WORK ITEM:
Lines in which "time" appears should be pulled from the data below.
*** MATERIAL SUPPLIED Section Begins ***
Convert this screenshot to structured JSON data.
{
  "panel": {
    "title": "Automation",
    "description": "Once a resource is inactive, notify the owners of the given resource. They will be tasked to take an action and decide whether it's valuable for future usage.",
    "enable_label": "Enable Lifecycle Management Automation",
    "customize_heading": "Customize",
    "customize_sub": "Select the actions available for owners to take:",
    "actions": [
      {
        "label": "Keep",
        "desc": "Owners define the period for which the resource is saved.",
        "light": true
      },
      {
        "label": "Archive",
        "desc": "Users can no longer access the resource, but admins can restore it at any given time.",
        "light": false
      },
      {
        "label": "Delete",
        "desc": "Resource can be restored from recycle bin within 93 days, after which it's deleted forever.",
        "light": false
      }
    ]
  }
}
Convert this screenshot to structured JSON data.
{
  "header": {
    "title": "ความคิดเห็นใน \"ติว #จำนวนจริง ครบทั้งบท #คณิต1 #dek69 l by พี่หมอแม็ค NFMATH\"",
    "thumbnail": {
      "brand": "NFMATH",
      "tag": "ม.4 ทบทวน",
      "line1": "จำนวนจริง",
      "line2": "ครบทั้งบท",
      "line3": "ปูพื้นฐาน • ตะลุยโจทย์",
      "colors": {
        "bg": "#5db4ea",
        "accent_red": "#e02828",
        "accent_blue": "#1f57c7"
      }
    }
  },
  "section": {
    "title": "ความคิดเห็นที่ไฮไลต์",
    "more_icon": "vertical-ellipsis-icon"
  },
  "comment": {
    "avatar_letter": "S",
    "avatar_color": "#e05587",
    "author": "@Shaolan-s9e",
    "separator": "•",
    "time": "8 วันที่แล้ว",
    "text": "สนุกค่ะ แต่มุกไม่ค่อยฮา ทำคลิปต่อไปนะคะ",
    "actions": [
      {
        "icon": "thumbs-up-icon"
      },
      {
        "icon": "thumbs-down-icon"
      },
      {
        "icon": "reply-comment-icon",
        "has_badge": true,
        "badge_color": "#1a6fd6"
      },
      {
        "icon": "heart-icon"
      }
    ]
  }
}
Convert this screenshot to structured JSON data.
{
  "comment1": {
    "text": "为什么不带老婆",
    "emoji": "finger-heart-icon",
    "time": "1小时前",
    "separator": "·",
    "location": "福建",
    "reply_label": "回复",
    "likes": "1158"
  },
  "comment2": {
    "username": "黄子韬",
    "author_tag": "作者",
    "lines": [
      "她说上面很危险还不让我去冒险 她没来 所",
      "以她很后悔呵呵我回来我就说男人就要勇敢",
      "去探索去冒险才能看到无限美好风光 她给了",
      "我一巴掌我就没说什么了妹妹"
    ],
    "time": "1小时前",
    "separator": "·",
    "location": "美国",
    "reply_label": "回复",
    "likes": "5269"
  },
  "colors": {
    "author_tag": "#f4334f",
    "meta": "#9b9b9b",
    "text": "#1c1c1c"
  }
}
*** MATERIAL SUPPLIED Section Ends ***
WRITTEN ANSWER:
        "desc": "Users can no longer access the resource, but admins can restore it at any given time.",
    "time": "8 วันที่แล้ว",
    "time": "1小时前",
    "time": "1小时前",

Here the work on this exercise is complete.